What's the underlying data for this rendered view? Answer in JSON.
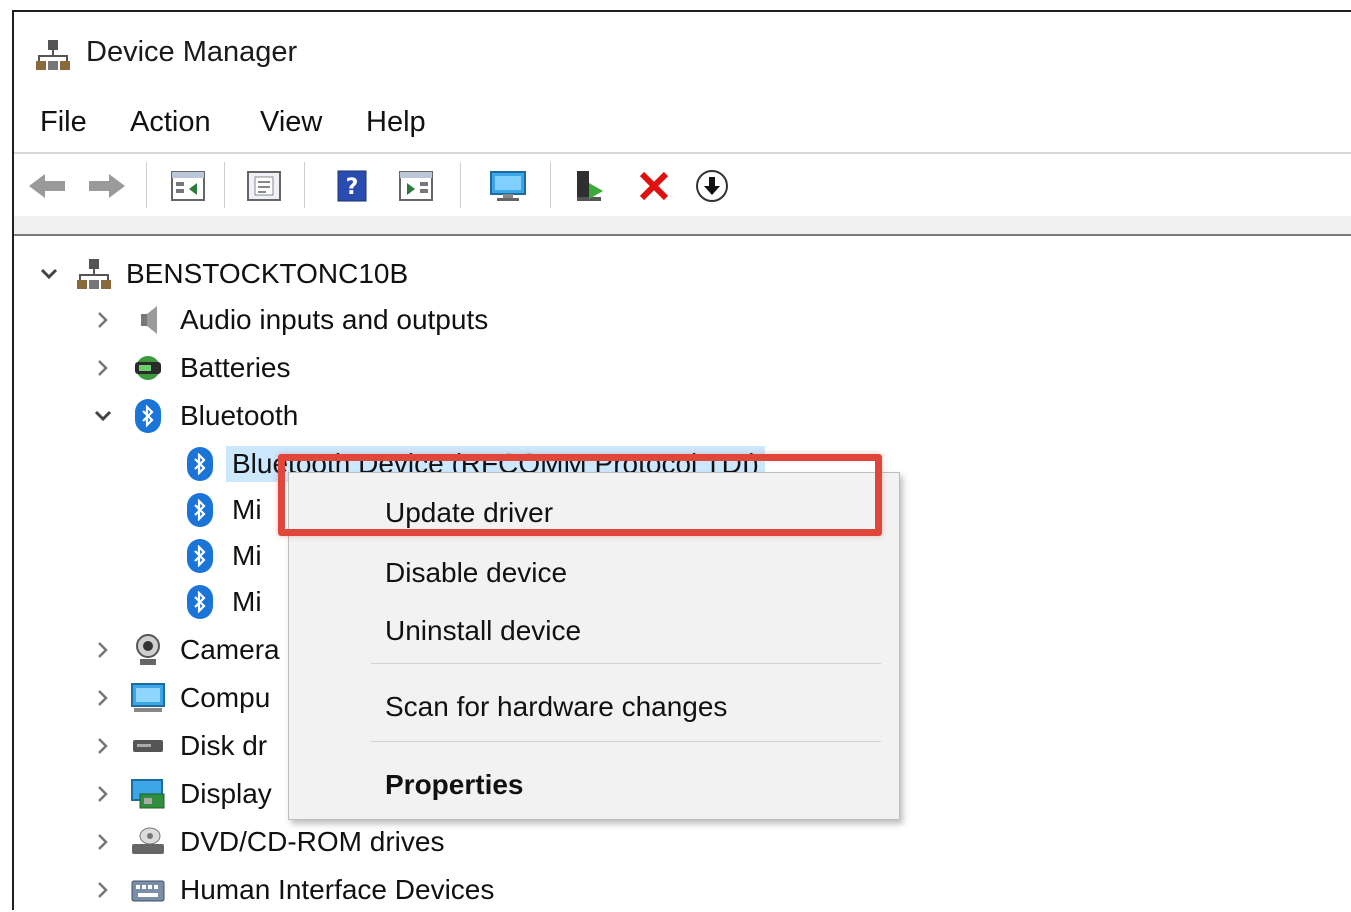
{
  "window": {
    "title": "Device Manager"
  },
  "menu": {
    "items": [
      "File",
      "Action",
      "View",
      "Help"
    ]
  },
  "toolbar": {
    "buttons": [
      "back-icon",
      "forward-icon",
      "show-hide-console-tree-icon",
      "properties-icon",
      "help-icon",
      "action-pane-icon",
      "scan-hardware-icon",
      "update-driver-icon",
      "uninstall-icon",
      "download-icon"
    ]
  },
  "tree": {
    "root": "BENSTOCKTONC10B",
    "categories": {
      "audio": "Audio inputs and outputs",
      "batteries": "Batteries",
      "bluetooth": "Bluetooth",
      "cameras": "Camera",
      "computer": "Compu",
      "disk": "Disk dr",
      "display": "Display",
      "dvd": "DVD/CD-ROM drives",
      "hid": "Human Interface Devices"
    },
    "bluetooth_children": [
      "Bluetooth Device (RFCOMM Protocol TDI)",
      "Mi",
      "Mi",
      "Mi"
    ]
  },
  "context_menu": {
    "update_driver": "Update driver",
    "disable_device": "Disable device",
    "uninstall_device": "Uninstall device",
    "scan_hardware": "Scan for hardware changes",
    "properties": "Properties"
  },
  "colors": {
    "highlight": "#e0463a",
    "selection": "#cce8ff",
    "bluetooth": "#1b74d8"
  }
}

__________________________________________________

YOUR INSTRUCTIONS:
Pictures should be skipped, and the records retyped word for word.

SOLUTION TO THE EXERCISE:
What's the underlying data for this rendered view? Answer in JSON.
{
  "window": {
    "title": "Device Manager"
  },
  "menu": {
    "items": [
      "File",
      "Action",
      "View",
      "Help"
    ]
  },
  "toolbar": {
    "buttons": [
      "back-icon",
      "forward-icon",
      "show-hide-console-tree-icon",
      "properties-icon",
      "help-icon",
      "action-pane-icon",
      "scan-hardware-icon",
      "update-driver-icon",
      "uninstall-icon",
      "download-icon"
    ]
  },
  "tree": {
    "root": "BENSTOCKTONC10B",
    "categories": {
      "audio": "Audio inputs and outputs",
      "batteries": "Batteries",
      "bluetooth": "Bluetooth",
      "cameras": "Camera",
      "computer": "Compu",
      "disk": "Disk dr",
      "display": "Display",
      "dvd": "DVD/CD-ROM drives",
      "hid": "Human Interface Devices"
    },
    "bluetooth_children": [
      "Bluetooth Device (RFCOMM Protocol TDI)",
      "Mi",
      "Mi",
      "Mi"
    ]
  },
  "context_menu": {
    "update_driver": "Update driver",
    "disable_device": "Disable device",
    "uninstall_device": "Uninstall device",
    "scan_hardware": "Scan for hardware changes",
    "properties": "Properties"
  },
  "colors": {
    "highlight": "#e0463a",
    "selection": "#cce8ff",
    "bluetooth": "#1b74d8"
  }
}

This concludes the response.